NRA's Heston: 'From My Cold, Dead Hands'
July 7, 2008 - 7:02 PM
Charlotte, NC (CNSNews.com) - With sharp language, a growing political war chest and an antique musket held overhead, Charlton Heston accepted election to his third term as president of the National Rifle Association by warning that "our gun rights are in peril," and promising to make his mission the defeat of Vice President Al Gore in the race for president.
During remarks at the group's national convention here Saturday, Heston called his election to an unprecedented third term as head of the pro-Second Amendment group "one more encore," and invoked presidential history in accepting the post and vowing to win the battle against further gun control.
"George Washington hung around until the Revolutionary War was won. Franklin Roosevelt hung around until World War II was won. Reagan hung around until the Cold War was won," said Heston.
The message from Heston was reminiscent of a traditional NRA battle cry to those who would further erode the Constitutional right to keep and bear arms. Lifting a musket over his head, Heston concluded by saying "from my cold, dead hands," winning loud applause from the conventioneers. Heston's overwhelming re-election is expected to be ratified when the NRA's board of directors meets Monday.
Heston also applauded the work of NRA members, saying he was glad that during his tenure to date, the membership base had been re-built along with the group's political action treasury. NRA officials said they anticipate spending $10 million to $15 million during the current election cycle, an increase of roughly 25 percent over past years, but far less than what the AFL-CIO and other liberal groups have pledged to inject into the campaign. Heston predicted the NRA's increased political muscle would make it a formidable power in the 2000 campaign.
"I wanted to bring the NRA back to the table of the mainstream political debate," said Heston. "I'd say we're not just at the table, we're eating their lunch."
In criticizing the gun control policies of Gore, Heston also drew a bead on the Mothers Day gun control march on Washington, DC on May 14, which Heston and other NRA members dismissed as a political event staged for the benefit of Gore.
"One of the marchers said 'the hands that rock the cradle rule this nation,'" noted Heston. "I thought, 'no Madame, the hands that rock the cradle rule our families and governments and corporations. The hands that wrote the Constitution rule this nation.'"
Heston also rallied the crowd, estimated by convention planners at 40,000, to continue working for the election of pro-Second Amendment candidates and the defeat of anti-gun advocates in the November elections.
"Only you know what you can do between now and that decisive November day to turn the tide of these elections in favor of freedom," said Heston. "I ask you to fight it and fulfill it. We set out this year to defeat the divisive forces that would take freedom away."

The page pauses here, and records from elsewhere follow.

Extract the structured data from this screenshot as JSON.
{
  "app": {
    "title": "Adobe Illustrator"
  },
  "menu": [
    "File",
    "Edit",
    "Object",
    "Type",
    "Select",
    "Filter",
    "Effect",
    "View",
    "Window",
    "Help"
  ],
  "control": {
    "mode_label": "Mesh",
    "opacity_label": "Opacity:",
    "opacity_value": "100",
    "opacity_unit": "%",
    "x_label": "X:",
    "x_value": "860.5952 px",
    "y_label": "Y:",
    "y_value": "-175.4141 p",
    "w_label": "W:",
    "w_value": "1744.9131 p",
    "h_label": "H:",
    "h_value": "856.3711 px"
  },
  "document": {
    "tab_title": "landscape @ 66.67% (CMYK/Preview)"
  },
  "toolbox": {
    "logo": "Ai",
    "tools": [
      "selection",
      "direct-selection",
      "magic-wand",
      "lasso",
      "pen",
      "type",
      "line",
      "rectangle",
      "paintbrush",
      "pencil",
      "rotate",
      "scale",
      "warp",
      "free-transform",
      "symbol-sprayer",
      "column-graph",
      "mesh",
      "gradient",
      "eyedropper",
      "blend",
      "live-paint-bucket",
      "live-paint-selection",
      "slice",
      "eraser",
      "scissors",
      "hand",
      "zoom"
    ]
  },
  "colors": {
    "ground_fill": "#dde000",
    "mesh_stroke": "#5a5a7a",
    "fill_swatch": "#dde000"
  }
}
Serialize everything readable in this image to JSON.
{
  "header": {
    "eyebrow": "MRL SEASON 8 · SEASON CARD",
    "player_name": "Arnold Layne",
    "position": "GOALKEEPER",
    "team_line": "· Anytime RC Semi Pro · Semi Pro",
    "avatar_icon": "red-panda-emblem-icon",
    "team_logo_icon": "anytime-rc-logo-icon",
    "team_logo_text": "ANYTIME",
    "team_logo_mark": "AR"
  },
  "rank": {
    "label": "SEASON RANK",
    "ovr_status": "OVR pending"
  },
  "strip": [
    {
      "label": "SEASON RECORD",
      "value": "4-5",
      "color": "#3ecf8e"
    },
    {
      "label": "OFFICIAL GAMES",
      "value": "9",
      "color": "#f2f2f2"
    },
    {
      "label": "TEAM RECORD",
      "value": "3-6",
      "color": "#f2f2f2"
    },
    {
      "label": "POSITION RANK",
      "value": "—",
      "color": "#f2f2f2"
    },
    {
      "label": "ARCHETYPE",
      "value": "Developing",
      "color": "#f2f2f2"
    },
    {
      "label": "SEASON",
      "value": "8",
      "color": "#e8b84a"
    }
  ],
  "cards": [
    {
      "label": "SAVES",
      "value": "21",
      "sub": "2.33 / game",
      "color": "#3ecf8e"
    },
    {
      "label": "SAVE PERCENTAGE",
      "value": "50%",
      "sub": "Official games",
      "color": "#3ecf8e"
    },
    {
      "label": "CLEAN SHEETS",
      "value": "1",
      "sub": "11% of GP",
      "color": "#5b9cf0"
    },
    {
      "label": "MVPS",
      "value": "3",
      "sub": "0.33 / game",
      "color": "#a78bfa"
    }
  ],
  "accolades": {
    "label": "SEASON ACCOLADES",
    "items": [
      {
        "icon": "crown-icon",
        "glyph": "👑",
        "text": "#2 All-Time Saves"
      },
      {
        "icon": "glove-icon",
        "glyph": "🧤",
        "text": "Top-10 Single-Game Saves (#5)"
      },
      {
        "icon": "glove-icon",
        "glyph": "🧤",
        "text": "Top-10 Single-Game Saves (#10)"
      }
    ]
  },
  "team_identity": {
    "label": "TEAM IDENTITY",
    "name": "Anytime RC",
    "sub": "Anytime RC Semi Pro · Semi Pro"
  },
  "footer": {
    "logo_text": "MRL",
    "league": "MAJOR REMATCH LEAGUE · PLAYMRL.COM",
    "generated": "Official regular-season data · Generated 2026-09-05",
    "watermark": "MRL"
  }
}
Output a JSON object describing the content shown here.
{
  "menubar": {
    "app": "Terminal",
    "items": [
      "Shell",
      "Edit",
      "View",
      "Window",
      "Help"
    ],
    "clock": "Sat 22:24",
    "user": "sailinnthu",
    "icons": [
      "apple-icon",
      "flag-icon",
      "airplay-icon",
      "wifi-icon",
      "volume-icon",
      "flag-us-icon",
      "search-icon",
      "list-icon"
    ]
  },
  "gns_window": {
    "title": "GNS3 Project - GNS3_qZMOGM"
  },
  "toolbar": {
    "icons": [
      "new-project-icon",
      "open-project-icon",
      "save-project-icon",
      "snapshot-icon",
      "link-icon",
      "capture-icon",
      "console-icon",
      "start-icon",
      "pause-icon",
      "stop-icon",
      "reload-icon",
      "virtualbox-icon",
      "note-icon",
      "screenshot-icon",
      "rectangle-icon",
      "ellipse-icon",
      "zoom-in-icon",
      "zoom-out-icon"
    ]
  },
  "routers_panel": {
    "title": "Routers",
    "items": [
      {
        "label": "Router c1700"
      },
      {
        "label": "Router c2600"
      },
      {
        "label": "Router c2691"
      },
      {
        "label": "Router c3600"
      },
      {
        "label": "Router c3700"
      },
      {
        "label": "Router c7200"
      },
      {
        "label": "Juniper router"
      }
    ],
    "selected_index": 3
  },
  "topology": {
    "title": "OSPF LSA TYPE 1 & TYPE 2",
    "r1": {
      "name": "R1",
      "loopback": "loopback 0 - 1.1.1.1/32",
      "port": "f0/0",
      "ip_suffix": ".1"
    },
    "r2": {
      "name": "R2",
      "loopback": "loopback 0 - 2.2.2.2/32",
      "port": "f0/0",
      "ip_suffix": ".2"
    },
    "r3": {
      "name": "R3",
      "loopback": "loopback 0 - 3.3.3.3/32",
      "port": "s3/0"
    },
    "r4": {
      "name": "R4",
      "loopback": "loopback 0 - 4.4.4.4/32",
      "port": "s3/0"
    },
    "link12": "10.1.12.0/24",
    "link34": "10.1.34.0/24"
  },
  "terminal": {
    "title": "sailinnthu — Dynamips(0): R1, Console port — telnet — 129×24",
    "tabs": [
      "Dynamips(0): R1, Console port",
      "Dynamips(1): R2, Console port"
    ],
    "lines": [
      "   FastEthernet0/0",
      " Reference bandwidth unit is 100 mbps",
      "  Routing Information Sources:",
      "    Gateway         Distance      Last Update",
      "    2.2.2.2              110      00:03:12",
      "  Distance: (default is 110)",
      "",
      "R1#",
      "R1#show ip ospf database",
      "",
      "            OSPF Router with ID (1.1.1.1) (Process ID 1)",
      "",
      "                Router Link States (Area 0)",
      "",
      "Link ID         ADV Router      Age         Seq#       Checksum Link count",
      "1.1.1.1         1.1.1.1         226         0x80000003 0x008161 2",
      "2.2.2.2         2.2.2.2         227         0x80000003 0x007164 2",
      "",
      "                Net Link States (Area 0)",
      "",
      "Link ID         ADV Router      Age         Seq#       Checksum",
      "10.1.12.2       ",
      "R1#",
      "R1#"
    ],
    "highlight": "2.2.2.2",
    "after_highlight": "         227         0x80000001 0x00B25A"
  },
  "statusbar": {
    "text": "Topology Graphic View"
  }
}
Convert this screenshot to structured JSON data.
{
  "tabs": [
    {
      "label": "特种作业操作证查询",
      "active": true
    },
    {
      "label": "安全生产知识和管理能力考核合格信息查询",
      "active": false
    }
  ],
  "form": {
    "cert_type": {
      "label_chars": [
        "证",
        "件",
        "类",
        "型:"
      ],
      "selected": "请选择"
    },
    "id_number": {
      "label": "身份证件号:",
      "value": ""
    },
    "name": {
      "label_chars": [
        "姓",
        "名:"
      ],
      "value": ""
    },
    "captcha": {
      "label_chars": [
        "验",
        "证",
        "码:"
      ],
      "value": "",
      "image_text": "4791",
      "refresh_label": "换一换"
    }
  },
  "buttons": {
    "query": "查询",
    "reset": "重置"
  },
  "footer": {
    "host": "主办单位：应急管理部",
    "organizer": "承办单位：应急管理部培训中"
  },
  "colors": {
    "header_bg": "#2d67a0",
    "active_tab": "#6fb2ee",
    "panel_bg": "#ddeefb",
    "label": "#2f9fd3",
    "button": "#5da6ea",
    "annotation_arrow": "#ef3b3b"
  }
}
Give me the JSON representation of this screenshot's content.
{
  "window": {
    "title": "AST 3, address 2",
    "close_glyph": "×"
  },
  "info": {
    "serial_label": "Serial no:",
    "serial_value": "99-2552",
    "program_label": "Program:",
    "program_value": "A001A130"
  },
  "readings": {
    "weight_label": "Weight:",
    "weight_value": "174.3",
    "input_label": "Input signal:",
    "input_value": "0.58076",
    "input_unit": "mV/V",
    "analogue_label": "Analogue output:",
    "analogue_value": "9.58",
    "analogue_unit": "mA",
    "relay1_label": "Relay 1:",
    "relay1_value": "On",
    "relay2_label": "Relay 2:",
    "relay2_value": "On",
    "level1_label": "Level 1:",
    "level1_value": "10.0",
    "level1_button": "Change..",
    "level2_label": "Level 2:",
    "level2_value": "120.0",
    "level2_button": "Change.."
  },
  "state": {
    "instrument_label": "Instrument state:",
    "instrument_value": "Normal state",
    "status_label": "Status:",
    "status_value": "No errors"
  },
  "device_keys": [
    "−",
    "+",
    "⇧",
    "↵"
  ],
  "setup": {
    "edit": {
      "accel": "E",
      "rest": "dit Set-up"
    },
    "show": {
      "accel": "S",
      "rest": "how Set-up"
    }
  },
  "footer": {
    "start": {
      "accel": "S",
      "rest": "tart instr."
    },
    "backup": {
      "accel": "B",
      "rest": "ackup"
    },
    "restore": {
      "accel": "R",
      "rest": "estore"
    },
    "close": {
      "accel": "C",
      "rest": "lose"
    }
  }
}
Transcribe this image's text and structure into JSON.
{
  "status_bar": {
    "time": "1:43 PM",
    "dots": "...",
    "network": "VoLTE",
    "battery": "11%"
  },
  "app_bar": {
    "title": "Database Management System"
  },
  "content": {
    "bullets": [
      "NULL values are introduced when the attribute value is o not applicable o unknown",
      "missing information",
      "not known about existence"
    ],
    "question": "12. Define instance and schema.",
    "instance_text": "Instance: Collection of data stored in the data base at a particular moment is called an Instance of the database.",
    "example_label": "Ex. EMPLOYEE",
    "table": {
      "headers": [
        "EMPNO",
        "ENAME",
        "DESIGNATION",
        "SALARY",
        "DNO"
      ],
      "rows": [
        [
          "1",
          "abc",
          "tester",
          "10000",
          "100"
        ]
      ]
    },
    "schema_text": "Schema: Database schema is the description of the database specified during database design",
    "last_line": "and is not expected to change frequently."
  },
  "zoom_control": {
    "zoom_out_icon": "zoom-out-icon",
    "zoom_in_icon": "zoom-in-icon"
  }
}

The convention drew supporters from as far away as England and South Africa, with almost no visible opposition from anti-gun demonstrations, leaving local police prepared for protests that did not materialize. Said one observer, "Charlotte was the NRA's town this weekend."